Segment Start: RECORDS SHOWN

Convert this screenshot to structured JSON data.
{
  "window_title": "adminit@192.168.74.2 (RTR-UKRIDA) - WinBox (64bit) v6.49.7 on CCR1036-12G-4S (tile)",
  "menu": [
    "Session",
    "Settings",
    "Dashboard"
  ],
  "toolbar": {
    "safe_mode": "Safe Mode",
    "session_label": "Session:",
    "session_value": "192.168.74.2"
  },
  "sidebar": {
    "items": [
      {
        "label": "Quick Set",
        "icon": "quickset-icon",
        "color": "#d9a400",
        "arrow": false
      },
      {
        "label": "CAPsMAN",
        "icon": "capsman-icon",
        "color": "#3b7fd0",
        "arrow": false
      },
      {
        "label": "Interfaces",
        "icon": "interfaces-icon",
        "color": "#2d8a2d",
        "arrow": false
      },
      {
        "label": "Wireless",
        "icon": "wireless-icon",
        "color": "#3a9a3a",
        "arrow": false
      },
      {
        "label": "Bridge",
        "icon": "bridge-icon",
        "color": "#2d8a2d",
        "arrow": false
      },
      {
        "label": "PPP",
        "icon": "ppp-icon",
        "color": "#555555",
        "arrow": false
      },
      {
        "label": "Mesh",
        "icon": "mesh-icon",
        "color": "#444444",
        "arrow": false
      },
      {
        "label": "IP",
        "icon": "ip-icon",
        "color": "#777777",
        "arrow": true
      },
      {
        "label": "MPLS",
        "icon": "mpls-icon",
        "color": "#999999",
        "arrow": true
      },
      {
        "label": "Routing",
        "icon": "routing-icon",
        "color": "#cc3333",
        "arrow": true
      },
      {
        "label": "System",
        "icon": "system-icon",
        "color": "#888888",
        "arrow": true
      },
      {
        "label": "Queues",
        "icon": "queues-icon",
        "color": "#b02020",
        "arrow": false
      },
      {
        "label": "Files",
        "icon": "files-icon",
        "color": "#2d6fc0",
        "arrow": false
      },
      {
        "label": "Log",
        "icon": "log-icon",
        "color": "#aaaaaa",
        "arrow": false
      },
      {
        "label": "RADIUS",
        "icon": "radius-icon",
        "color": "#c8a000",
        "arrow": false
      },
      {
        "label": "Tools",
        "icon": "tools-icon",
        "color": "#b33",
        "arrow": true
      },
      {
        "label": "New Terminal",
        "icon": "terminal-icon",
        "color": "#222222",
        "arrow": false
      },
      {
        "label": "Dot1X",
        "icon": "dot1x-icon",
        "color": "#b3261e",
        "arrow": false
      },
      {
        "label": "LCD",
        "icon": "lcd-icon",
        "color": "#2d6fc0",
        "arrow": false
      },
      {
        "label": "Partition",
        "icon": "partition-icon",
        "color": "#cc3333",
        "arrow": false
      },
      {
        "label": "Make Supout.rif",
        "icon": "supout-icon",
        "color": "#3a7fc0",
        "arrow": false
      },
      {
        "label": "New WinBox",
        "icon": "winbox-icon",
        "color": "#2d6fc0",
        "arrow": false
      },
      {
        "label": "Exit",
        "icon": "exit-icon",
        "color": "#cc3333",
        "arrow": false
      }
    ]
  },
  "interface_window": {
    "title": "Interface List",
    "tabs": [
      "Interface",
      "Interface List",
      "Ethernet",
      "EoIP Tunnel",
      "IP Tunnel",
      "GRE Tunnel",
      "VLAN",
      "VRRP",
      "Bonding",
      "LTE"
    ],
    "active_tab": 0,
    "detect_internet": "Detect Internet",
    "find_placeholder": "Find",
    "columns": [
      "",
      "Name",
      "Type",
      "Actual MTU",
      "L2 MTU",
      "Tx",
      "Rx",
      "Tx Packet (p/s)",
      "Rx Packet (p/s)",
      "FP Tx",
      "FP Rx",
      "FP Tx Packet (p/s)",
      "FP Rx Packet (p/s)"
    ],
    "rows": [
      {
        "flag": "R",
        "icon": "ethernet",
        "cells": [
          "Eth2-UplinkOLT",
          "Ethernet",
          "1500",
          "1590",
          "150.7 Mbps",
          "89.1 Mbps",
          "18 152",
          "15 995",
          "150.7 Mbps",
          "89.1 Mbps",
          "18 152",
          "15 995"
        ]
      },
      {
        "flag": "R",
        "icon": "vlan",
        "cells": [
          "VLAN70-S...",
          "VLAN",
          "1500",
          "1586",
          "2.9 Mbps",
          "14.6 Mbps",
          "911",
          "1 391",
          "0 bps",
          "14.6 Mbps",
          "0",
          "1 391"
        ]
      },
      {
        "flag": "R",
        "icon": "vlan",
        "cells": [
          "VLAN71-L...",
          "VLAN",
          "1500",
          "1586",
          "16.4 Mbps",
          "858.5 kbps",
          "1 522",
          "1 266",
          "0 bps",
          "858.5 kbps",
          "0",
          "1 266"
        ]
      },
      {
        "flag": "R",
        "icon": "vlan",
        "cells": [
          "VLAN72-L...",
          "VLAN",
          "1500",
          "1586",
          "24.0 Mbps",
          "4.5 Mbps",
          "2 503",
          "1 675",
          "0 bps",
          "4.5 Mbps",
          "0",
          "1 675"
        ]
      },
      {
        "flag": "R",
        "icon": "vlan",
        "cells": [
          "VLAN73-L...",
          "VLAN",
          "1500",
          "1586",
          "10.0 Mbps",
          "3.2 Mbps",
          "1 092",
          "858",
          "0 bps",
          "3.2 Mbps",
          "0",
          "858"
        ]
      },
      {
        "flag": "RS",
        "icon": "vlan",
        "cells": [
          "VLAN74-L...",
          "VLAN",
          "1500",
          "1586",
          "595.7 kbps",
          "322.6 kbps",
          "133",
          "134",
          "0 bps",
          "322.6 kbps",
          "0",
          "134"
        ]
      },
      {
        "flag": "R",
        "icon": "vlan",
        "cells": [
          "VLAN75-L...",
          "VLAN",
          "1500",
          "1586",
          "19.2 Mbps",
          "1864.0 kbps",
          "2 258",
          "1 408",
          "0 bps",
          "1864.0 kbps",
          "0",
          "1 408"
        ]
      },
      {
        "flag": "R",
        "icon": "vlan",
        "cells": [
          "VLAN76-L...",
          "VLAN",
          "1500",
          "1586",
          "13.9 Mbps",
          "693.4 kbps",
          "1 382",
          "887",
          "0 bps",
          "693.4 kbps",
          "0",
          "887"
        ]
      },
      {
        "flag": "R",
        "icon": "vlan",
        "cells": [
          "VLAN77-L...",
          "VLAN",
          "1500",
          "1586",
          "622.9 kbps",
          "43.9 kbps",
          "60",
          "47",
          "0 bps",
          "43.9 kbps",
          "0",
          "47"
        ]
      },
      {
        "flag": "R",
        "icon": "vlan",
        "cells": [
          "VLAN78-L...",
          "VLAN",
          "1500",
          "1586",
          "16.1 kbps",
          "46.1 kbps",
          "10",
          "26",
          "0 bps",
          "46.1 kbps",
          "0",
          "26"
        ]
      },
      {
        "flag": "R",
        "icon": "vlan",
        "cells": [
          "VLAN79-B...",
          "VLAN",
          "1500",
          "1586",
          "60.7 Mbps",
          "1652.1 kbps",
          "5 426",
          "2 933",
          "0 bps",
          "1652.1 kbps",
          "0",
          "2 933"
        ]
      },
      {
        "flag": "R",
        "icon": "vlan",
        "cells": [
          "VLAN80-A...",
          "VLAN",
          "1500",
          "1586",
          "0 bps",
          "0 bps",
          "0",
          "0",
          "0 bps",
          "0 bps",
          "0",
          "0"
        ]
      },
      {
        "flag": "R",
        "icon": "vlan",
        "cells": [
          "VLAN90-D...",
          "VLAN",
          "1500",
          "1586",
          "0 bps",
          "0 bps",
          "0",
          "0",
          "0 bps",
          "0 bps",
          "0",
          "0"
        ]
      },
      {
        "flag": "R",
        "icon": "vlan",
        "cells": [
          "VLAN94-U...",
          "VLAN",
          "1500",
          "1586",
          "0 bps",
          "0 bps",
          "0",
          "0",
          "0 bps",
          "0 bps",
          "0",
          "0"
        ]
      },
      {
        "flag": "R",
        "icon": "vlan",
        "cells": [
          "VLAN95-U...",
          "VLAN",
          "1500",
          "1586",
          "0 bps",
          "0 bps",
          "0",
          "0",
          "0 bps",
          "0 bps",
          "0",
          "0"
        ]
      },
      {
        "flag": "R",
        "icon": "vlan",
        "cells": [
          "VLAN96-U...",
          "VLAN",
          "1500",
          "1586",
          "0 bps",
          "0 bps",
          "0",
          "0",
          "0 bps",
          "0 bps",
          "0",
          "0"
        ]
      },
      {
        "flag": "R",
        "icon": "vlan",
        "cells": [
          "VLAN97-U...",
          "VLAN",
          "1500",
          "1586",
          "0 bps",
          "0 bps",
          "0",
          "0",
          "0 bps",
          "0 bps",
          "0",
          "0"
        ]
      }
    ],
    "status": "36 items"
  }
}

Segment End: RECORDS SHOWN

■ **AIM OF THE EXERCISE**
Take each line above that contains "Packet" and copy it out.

■ **PROBLEM SOLUTION**
      "Tx Packet (p/s)",
      "Rx Packet (p/s)",
      "FP Tx Packet (p/s)",
      "FP Rx Packet (p/s)"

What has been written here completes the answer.